Data for this task START
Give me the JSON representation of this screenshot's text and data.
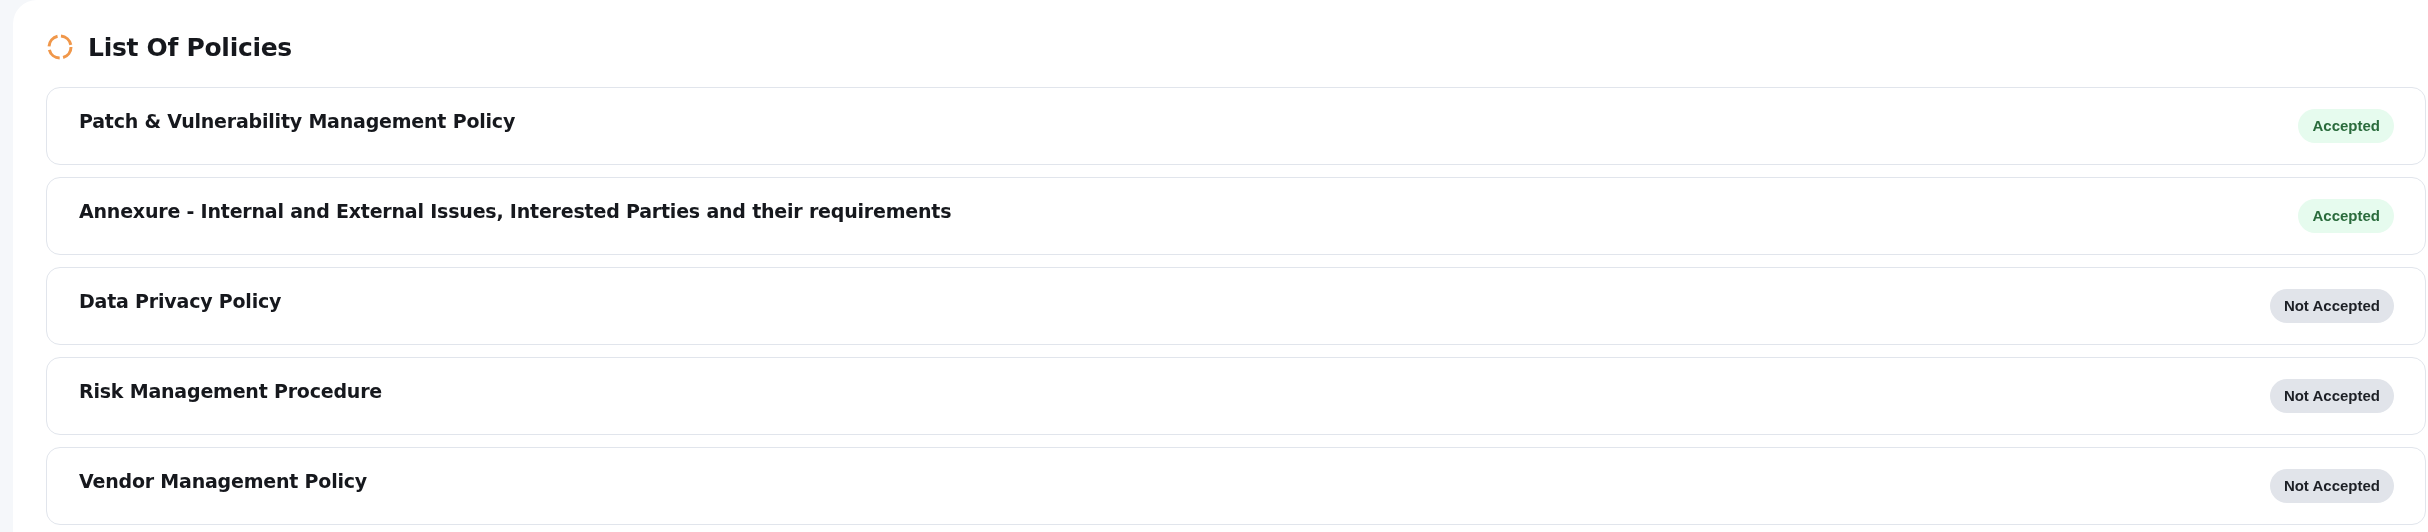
{
  "title": "List Of Policies",
  "policies": [
    {
      "name": "Patch & Vulnerability Management Policy",
      "status": "Accepted",
      "accepted": true
    },
    {
      "name": "Annexure - Internal and External Issues, Interested Parties and their requirements",
      "status": "Accepted",
      "accepted": true
    },
    {
      "name": "Data Privacy Policy",
      "status": "Not Accepted",
      "accepted": false
    },
    {
      "name": "Risk Management Procedure",
      "status": "Not Accepted",
      "accepted": false
    },
    {
      "name": "Vendor Management Policy",
      "status": "Not Accepted",
      "accepted": false
    }
  ]
}
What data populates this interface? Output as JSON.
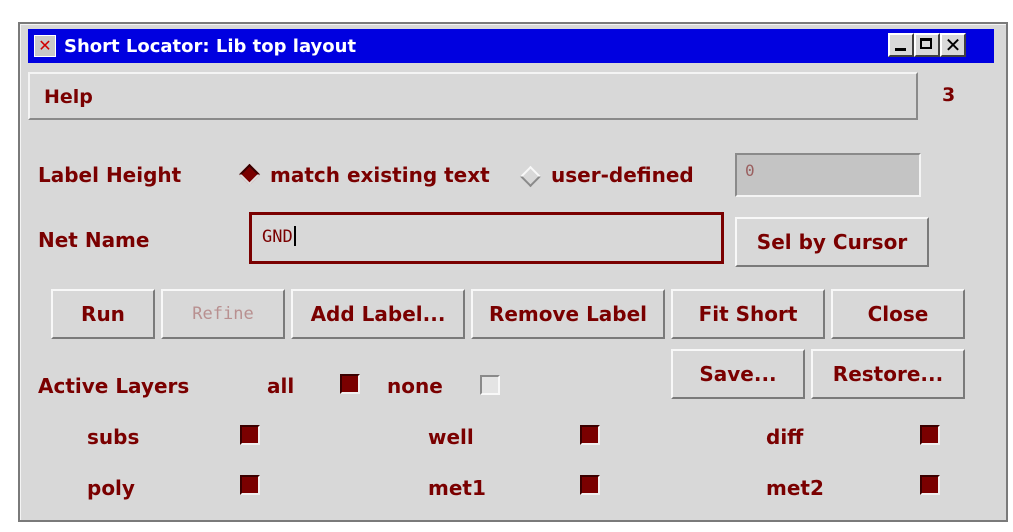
{
  "window": {
    "title": "Short Locator: Lib top layout",
    "icon": "x-app-icon",
    "controls": [
      "minimize",
      "maximize",
      "close"
    ]
  },
  "menubar": {
    "help_label": "Help",
    "counter": "3"
  },
  "label_height": {
    "label": "Label Height",
    "options": [
      {
        "label": "match existing text",
        "selected": true
      },
      {
        "label": "user-defined",
        "selected": false
      }
    ],
    "user_value": "0"
  },
  "net_name": {
    "label": "Net Name",
    "value": "GND",
    "sel_by_cursor_label": "Sel by Cursor"
  },
  "actions": {
    "run": "Run",
    "refine": "Refine",
    "add_label": "Add Label...",
    "remove_label": "Remove Label",
    "fit_short": "Fit Short",
    "close": "Close",
    "save": "Save...",
    "restore": "Restore..."
  },
  "active_layers": {
    "label": "Active Layers",
    "all_label": "all",
    "none_label": "none",
    "layers": [
      {
        "name": "subs",
        "checked": true
      },
      {
        "name": "well",
        "checked": true
      },
      {
        "name": "diff",
        "checked": true
      },
      {
        "name": "poly",
        "checked": true
      },
      {
        "name": "met1",
        "checked": true
      },
      {
        "name": "met2",
        "checked": true
      }
    ]
  },
  "colors": {
    "accent": "#7a0000",
    "titlebar": "#0000e0",
    "background": "#d8d8d8"
  }
}
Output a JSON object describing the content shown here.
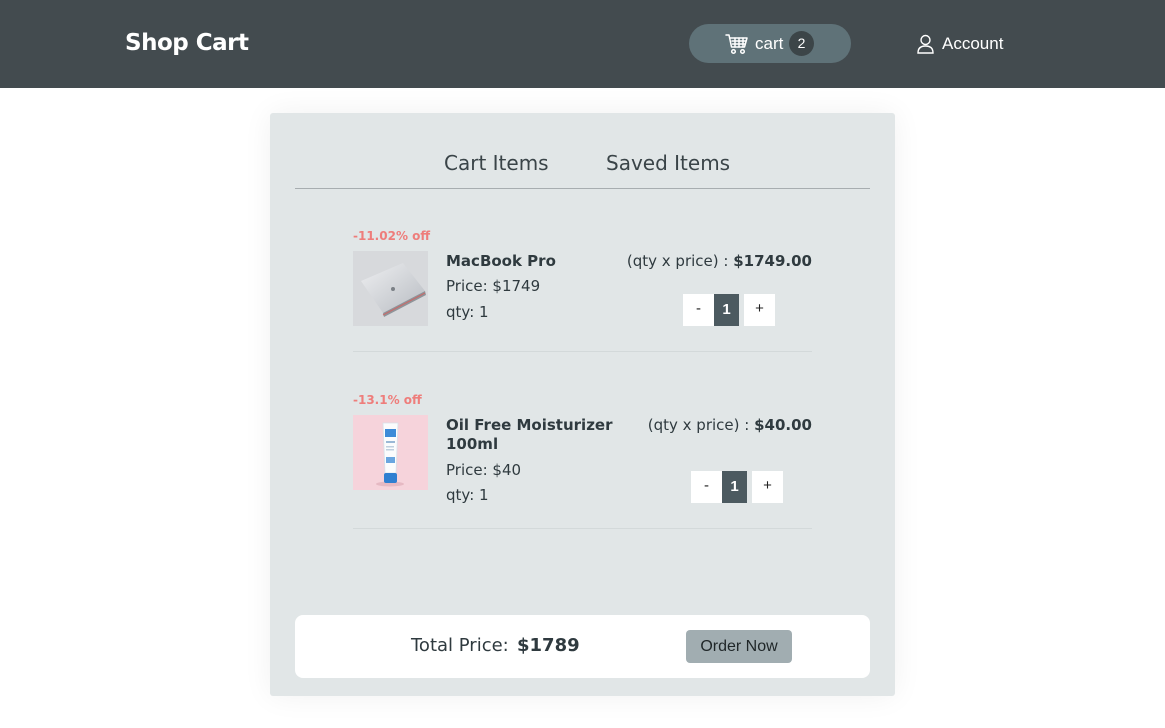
{
  "header": {
    "brand": "Shop Cart",
    "cart_label": "cart",
    "cart_count": "2",
    "account_label": "Account",
    "bg_color": "#434b4f",
    "cart_pill_color": "#5f7278"
  },
  "tabs": [
    {
      "label": "Cart Items"
    },
    {
      "label": "Saved Items"
    }
  ],
  "items": [
    {
      "discount": "-11.02% off",
      "name": "MacBook Pro",
      "price": "Price: $1749",
      "qty": "qty: 1",
      "line_total_label": "(qty x price) :",
      "line_total_value": "$1749.00",
      "quantity": "1",
      "minus": "-",
      "plus": "+",
      "image_icon": "laptop-image"
    },
    {
      "discount": "-13.1% off",
      "name": "Oil Free Moisturizer 100ml",
      "price": "Price: $40",
      "qty": "qty: 1",
      "line_total_label": "(qty x price) :",
      "line_total_value": "$40.00",
      "quantity": "1",
      "minus": "-",
      "plus": "+",
      "image_icon": "moisturizer-tube-image"
    }
  ],
  "footer": {
    "total_label": "Total Price:",
    "total_value": "$1789",
    "order_button": "Order Now"
  },
  "colors": {
    "discount": "#ee7d7b",
    "card_bg": "#e1e6e7",
    "stepper_value_bg": "#4c5a60",
    "order_button_bg": "#a1adb1"
  }
}
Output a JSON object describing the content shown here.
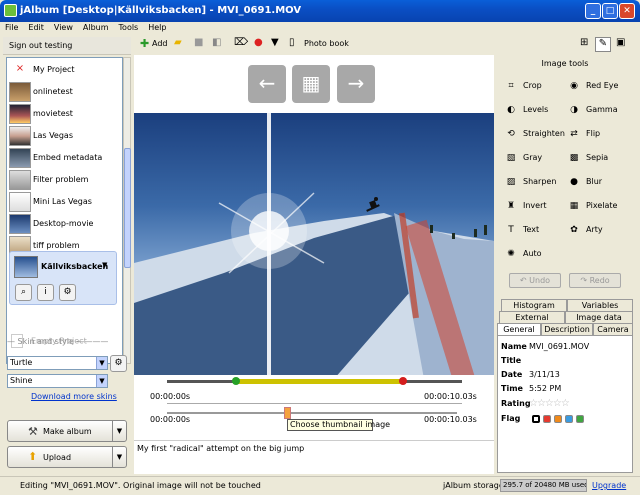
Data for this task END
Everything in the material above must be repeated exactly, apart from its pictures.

Give me the JSON representation of this screenshot's text and data.
{
  "title": "List Of Policies",
  "policies": [
    {
      "name": "Patch & Vulnerability Management Policy",
      "status": "Accepted",
      "accepted": true
    },
    {
      "name": "Annexure - Internal and External Issues, Interested Parties and their requirements",
      "status": "Accepted",
      "accepted": true
    },
    {
      "name": "Data Privacy Policy",
      "status": "Not Accepted",
      "accepted": false
    },
    {
      "name": "Risk Management Procedure",
      "status": "Not Accepted",
      "accepted": false
    },
    {
      "name": "Vendor Management Policy",
      "status": "Not Accepted",
      "accepted": false
    }
  ]
}
What data populates this interface? Output as JSON.
{
  "window": {
    "title": "Short Locator: Lib top layout",
    "icon": "x-app-icon",
    "controls": [
      "minimize",
      "maximize",
      "close"
    ]
  },
  "menubar": {
    "help_label": "Help",
    "counter": "3"
  },
  "label_height": {
    "label": "Label Height",
    "options": [
      {
        "label": "match existing text",
        "selected": true
      },
      {
        "label": "user-defined",
        "selected": false
      }
    ],
    "user_value": "0"
  },
  "net_name": {
    "label": "Net Name",
    "value": "GND",
    "sel_by_cursor_label": "Sel by Cursor"
  },
  "actions": {
    "run": "Run",
    "refine": "Refine",
    "add_label": "Add Label...",
    "remove_label": "Remove Label",
    "fit_short": "Fit Short",
    "close": "Close",
    "save": "Save...",
    "restore": "Restore..."
  },
  "active_layers": {
    "label": "Active Layers",
    "all_label": "all",
    "none_label": "none",
    "layers": [
      {
        "name": "subs",
        "checked": true
      },
      {
        "name": "well",
        "checked": true
      },
      {
        "name": "diff",
        "checked": true
      },
      {
        "name": "poly",
        "checked": true
      },
      {
        "name": "met1",
        "checked": true
      },
      {
        "name": "met2",
        "checked": true
      }
    ]
  },
  "colors": {
    "accent": "#7a0000",
    "titlebar": "#0000e0",
    "background": "#d8d8d8"
  }
}
Output a JSON object describing the content shown here.
{
  "header": {
    "brand": "Shop Cart",
    "cart_label": "cart",
    "cart_count": "2",
    "account_label": "Account",
    "bg_color": "#434b4f",
    "cart_pill_color": "#5f7278"
  },
  "tabs": [
    {
      "label": "Cart Items"
    },
    {
      "label": "Saved Items"
    }
  ],
  "items": [
    {
      "discount": "-11.02% off",
      "name": "MacBook Pro",
      "price": "Price: $1749",
      "qty": "qty: 1",
      "line_total_label": "(qty x price) :",
      "line_total_value": "$1749.00",
      "quantity": "1",
      "minus": "-",
      "plus": "+",
      "image_icon": "laptop-image"
    },
    {
      "discount": "-13.1% off",
      "name": "Oil Free Moisturizer 100ml",
      "price": "Price: $40",
      "qty": "qty: 1",
      "line_total_label": "(qty x price) :",
      "line_total_value": "$40.00",
      "quantity": "1",
      "minus": "-",
      "plus": "+",
      "image_icon": "moisturizer-tube-image"
    }
  ],
  "footer": {
    "total_label": "Total Price:",
    "total_value": "$1789",
    "order_button": "Order Now"
  },
  "colors": {
    "discount": "#ee7d7b",
    "card_bg": "#e1e6e7",
    "stepper_value_bg": "#4c5a60",
    "order_button_bg": "#a1adb1"
  }
}
Output a JSON object describing the content shown here.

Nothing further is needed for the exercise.